First Union also hopes to leverage its database of 16 million customers in the online financial services world, where the competition comes from different quarters than from the traditional banking world. Implementing the Brand Charlotte-based Bank of America is in the midst of the largest corporate brand conversion in history. It has involved the changeout of 40,000 signs across the franchise, 2,000 different forms, and 20,000 hours of computer programming. To make sure their investment pays off, bank officials wanted to be certain their new brand identity would bring them value for many years.
“We started the process with a complete brand audit of everything we do, from how we talk to customers to where and when we talk to customers,” says Mr. Tony Potts, corporate brand manager. “We did some preliminary work on our personality, basically, who we are and what the customers’ perceptions of all the former entities were and what they would like to see in a financial services brand.”
The brand team then interviewed thousands of associates, customers and business leaders across the country to help them develop what they hoped would be the premier financial services brand. After deciding on the Bank of America name, the creative team developed a graphics system to keep the brand message consistent across all business lines and in each of its various geographical markets. As with any project of this magnitude, Bank of America officials placed great emphasis on getting employees involved with the brand.
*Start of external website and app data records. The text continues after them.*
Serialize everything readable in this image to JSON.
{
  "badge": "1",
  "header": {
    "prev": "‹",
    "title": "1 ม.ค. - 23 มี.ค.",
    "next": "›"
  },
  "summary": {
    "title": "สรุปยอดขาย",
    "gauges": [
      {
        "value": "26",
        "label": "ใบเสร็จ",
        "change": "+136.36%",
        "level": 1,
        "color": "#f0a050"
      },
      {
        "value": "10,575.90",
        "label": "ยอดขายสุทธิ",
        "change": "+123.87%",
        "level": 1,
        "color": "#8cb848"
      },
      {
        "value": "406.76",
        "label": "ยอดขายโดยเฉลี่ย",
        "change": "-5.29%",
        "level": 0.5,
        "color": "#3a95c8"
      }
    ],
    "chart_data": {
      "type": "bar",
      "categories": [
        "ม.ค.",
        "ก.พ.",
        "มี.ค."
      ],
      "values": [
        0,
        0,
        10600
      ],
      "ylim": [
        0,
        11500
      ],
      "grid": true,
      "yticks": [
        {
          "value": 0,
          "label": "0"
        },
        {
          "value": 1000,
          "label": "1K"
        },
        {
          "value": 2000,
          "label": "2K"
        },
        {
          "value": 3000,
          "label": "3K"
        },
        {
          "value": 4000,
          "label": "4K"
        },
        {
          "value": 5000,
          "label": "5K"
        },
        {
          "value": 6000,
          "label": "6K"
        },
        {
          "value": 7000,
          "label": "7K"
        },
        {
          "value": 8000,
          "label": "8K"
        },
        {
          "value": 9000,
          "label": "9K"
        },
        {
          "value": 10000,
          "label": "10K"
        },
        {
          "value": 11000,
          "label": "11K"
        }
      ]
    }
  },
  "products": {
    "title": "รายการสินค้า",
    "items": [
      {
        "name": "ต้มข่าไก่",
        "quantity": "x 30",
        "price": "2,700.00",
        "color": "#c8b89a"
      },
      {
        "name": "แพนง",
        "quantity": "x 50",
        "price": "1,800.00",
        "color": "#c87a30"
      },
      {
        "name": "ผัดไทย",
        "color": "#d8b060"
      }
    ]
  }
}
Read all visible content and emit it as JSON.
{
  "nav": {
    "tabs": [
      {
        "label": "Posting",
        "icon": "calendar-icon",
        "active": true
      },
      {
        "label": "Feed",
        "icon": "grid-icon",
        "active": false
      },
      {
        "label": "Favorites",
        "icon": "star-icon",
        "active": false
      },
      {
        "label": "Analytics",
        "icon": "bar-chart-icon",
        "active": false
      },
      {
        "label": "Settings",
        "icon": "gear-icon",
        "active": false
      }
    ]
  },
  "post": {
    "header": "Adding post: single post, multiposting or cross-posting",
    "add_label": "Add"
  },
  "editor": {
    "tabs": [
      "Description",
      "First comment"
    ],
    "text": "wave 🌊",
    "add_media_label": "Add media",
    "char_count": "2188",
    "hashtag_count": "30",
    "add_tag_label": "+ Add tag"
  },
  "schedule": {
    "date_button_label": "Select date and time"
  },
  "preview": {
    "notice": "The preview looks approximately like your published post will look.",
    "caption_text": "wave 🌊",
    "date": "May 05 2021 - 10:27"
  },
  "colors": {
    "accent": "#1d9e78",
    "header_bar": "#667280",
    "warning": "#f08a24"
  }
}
“We’ve been able to help people throughout the company understand that it becomes their responsibility to maintain the integrity of the brand,” says Potts. “It’s part of what they do every day. Whether you are a teller or a senior banking officer, we all have that same responsibility to maintain that brand.” Officials are confident that the new consistency across the brand will also help them market their online services. The company’s brand promise, that ‘we want to be the people who make banking work for our clients and customers in ways it never has before,’ is integral to their Web marketing efforts. “We have to be consistent, no matter where we meet our customers,” says Potts. “It’s important for them to quickly and easily recognize Bank of America.”
You don’t have to be corporate giant to develop a successful brand. Here are five key tips from Parra Vaughn of First Union.
1. Keep it simple. That’s the key. Coca-Cola has a worldwide audience, but everything they do is always based on three simple ideas: refreshment, sociability and authenticity.
2. Always remember that you’re not the customer. I’ve worked on brands that focused on young mothers, serious cooks, hot sweaty young males and urban youth, and I can promise you I’m none of those things. Don’t put your beliefs in place of your customers.
3. Make sure your employees believe in your brand promise. If they don’t, then you’re never going to build a brand. Explain to them that how they deal with each customer is either building or destroying the brand.
4. The emphasis on building your brand must start at the top.
5. Be consistent. Consistency builds trust, and trust is the foundation of brand loyalty.